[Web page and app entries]
^^^^

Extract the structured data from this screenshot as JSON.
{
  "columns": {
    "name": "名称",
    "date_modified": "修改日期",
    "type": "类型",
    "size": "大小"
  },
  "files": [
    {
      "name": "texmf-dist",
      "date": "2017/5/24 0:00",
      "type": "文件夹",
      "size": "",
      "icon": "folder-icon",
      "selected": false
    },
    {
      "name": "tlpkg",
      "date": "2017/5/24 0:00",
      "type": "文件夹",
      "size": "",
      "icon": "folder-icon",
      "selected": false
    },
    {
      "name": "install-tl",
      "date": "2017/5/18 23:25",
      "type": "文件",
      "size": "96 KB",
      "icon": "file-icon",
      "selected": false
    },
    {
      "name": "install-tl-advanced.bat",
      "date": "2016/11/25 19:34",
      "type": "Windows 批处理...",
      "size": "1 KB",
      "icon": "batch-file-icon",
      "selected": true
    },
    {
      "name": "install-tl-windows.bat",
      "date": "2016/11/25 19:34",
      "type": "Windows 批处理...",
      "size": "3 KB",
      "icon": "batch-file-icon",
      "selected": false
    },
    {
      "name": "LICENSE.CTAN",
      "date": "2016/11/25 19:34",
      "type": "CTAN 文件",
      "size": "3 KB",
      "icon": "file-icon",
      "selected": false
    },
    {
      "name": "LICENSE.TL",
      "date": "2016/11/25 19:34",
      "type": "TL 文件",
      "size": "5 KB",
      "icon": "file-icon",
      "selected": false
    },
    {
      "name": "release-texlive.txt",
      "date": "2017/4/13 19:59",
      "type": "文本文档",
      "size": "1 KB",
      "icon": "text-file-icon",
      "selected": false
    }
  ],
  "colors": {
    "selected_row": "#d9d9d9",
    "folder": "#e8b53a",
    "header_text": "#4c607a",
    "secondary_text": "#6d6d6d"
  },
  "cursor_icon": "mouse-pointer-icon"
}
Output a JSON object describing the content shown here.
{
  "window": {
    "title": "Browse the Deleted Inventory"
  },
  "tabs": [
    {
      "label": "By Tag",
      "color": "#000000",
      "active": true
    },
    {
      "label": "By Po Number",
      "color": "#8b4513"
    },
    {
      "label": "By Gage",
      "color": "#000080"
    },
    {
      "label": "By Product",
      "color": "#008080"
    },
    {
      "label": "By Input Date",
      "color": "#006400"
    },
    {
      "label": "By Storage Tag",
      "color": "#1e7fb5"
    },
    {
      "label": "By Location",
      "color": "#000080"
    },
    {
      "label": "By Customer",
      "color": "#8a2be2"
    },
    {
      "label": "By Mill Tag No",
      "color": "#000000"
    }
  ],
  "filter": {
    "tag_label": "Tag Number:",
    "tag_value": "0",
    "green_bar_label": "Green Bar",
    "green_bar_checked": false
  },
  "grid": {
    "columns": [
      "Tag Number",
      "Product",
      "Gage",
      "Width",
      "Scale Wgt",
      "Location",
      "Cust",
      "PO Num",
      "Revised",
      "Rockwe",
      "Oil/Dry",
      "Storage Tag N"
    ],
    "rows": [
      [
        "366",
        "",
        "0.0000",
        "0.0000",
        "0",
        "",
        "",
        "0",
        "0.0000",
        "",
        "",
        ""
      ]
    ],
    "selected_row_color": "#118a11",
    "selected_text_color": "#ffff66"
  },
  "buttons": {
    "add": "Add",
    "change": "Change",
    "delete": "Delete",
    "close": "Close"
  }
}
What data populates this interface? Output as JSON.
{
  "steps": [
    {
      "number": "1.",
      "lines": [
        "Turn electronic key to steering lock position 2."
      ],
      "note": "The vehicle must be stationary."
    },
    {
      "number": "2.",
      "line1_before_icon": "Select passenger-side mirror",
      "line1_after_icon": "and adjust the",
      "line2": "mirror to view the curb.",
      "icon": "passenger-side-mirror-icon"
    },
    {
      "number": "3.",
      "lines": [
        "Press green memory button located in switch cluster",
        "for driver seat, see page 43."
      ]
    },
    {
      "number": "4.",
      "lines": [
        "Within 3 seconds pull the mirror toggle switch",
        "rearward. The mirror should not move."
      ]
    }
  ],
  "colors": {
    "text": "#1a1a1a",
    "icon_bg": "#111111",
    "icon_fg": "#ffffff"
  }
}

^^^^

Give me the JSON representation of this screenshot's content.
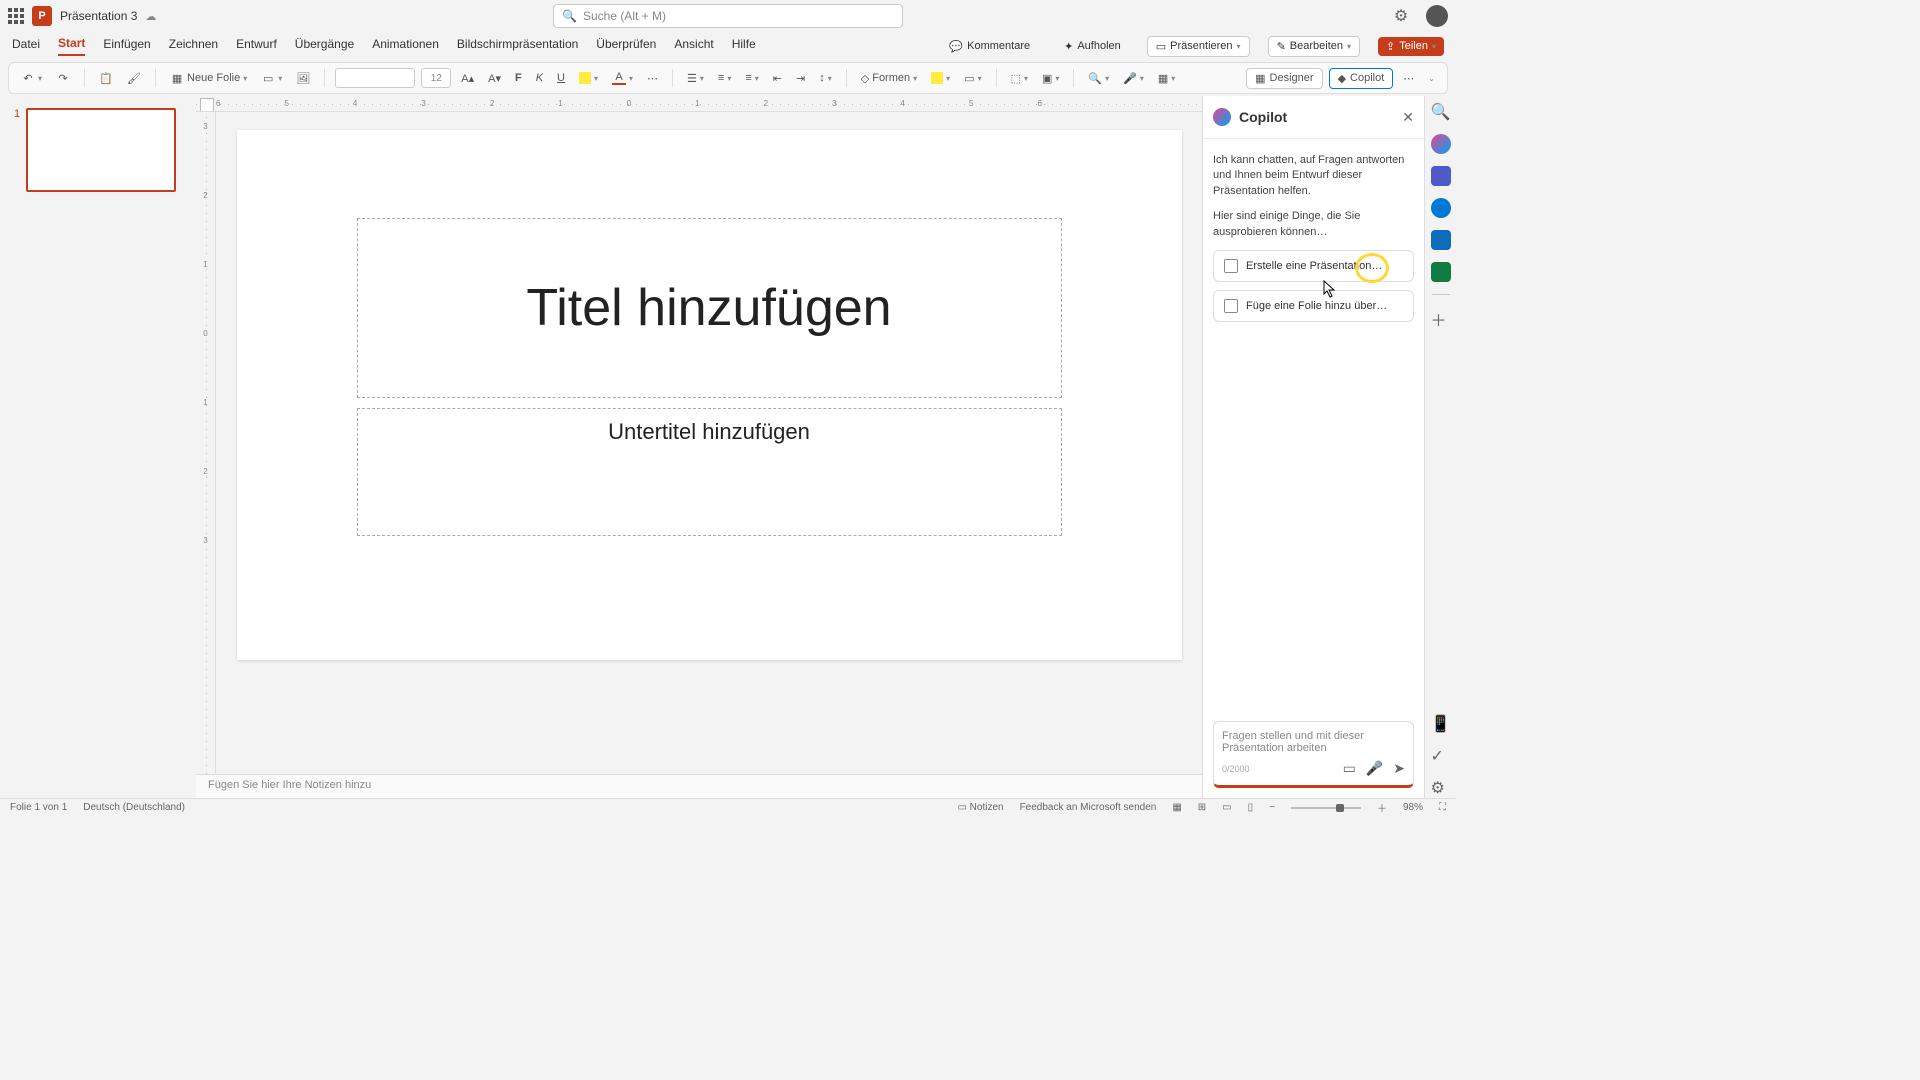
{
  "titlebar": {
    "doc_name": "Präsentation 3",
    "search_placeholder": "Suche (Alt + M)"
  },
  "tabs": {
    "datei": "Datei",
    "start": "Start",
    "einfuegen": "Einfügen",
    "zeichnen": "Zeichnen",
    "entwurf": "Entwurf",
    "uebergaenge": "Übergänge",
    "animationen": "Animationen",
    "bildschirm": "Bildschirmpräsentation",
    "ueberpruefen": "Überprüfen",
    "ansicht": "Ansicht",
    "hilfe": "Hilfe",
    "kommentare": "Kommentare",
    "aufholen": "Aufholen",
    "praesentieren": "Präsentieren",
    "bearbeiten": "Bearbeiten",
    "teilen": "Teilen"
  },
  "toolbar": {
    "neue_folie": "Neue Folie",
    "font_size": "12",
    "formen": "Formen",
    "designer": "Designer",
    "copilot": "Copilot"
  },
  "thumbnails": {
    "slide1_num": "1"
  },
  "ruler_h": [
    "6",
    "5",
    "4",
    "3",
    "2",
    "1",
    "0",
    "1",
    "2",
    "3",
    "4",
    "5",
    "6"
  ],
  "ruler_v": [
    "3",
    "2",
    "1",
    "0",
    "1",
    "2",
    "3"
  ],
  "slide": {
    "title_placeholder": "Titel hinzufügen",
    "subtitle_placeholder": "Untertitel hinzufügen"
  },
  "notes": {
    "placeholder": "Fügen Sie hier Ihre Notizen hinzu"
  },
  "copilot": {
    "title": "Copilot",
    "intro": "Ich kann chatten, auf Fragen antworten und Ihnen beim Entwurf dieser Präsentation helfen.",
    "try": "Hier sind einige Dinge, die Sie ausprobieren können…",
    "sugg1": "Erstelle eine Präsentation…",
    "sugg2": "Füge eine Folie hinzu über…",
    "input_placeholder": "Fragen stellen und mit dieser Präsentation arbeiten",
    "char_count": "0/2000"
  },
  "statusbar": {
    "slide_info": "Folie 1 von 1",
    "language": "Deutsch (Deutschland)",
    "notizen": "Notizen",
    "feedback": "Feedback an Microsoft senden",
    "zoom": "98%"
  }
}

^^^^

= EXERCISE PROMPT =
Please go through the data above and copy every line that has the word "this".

= EXERCISE RESULT =
Extract the structured data from this screenshot as JSON.
What data populates this interface? Output as JSON.
Give me the JSON representation of this screenshot's content.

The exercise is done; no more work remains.